* _Problem to solve_
Across the entries below, how many lines contain the string "icon"? Give only the count.

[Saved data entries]
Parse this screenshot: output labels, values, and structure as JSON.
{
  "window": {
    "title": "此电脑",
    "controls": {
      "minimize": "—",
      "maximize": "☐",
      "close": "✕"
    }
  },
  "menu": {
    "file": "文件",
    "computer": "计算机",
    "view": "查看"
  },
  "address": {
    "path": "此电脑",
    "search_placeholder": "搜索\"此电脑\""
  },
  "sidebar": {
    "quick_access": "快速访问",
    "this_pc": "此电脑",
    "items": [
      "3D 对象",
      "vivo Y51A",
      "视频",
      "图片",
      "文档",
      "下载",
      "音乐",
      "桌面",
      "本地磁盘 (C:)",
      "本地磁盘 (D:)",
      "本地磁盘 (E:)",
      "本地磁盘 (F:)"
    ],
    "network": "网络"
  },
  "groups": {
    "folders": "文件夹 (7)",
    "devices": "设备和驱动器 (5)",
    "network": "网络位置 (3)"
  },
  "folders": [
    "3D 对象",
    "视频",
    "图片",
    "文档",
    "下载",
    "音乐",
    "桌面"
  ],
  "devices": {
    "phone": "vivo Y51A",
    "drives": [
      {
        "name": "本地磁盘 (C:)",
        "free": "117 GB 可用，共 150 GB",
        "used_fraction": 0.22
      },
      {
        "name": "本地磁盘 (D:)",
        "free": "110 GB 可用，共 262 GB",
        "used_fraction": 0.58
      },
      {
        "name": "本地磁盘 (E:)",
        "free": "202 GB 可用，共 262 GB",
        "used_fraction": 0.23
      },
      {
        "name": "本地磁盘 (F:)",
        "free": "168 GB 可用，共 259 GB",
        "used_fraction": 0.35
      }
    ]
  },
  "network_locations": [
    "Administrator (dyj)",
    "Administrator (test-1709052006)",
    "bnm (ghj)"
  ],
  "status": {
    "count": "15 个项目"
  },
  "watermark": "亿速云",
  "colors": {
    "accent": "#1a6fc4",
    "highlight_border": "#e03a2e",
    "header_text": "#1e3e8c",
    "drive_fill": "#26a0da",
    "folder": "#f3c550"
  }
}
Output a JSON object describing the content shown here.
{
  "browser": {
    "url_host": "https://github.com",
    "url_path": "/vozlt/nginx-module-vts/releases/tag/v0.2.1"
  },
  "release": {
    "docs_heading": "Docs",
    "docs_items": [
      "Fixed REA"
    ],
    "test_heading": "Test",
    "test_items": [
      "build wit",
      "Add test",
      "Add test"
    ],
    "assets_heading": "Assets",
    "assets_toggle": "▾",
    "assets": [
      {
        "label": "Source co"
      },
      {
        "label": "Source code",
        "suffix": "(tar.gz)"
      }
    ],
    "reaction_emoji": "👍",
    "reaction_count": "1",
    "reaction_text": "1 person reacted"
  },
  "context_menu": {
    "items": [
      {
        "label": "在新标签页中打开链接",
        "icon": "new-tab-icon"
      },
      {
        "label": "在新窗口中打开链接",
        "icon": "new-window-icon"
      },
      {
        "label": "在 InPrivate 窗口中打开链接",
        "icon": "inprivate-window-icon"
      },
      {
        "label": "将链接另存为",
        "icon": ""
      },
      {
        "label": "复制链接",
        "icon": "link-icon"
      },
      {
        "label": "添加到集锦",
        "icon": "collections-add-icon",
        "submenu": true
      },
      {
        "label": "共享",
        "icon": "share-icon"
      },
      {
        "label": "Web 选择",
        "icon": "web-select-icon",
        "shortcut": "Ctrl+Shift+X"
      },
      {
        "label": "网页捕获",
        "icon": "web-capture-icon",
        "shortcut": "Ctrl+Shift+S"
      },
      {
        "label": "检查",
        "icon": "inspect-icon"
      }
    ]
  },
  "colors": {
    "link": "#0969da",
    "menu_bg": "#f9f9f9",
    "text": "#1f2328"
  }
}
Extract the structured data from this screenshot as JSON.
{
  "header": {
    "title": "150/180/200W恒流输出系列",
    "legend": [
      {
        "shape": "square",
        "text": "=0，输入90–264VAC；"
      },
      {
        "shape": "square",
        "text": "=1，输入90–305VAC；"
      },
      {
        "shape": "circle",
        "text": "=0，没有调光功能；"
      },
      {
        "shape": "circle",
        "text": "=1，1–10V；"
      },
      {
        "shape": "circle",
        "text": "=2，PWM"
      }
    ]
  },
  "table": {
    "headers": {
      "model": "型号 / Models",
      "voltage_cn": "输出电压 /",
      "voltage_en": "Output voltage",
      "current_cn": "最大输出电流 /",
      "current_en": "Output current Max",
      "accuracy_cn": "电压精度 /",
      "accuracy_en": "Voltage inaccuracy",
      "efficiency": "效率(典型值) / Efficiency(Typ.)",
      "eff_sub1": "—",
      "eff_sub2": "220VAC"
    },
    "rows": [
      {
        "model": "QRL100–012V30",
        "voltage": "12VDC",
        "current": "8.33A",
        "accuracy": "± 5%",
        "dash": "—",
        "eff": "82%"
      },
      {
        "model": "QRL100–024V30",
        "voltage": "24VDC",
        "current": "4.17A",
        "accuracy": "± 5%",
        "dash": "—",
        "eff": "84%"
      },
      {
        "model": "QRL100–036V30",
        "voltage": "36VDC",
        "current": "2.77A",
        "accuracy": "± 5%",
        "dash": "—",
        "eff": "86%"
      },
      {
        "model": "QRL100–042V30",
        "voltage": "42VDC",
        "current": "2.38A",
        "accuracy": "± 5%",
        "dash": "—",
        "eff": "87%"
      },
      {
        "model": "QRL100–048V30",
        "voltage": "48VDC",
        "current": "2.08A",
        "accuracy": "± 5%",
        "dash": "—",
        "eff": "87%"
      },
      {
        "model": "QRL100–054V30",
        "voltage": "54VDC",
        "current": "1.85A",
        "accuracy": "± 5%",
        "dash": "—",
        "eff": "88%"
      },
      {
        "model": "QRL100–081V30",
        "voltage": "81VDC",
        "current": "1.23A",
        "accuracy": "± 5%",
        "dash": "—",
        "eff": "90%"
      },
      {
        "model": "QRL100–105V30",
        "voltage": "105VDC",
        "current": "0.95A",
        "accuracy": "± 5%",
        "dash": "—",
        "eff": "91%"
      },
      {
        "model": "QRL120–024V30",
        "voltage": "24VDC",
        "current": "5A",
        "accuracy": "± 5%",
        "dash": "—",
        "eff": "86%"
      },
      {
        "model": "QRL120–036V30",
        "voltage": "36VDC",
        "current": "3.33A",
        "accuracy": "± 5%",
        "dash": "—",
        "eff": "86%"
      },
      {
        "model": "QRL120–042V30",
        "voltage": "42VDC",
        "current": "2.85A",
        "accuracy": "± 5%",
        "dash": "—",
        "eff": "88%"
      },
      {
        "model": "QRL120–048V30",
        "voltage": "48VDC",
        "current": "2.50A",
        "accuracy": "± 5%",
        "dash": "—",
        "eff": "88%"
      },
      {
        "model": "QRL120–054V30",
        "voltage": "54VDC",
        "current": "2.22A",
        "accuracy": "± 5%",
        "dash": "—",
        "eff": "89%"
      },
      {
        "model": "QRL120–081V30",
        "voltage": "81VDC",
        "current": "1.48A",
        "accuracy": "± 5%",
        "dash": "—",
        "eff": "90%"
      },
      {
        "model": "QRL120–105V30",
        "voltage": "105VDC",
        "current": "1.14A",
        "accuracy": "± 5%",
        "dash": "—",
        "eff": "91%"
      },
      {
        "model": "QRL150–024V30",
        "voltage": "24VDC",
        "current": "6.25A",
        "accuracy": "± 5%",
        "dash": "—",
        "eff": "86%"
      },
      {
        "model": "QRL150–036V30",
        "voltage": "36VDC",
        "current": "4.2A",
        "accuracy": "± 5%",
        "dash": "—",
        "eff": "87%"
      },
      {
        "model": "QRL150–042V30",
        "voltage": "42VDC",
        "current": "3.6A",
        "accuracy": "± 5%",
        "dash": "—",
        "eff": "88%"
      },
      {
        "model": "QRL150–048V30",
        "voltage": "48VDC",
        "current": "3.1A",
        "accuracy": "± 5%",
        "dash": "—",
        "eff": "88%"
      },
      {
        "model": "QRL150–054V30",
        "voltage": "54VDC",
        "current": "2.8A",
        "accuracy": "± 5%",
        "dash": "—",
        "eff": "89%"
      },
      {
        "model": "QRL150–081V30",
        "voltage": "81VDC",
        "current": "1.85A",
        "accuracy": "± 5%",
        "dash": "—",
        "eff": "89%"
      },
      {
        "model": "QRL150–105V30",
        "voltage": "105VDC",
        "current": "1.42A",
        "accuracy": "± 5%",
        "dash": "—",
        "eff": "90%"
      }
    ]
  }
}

* _Solved problem_
10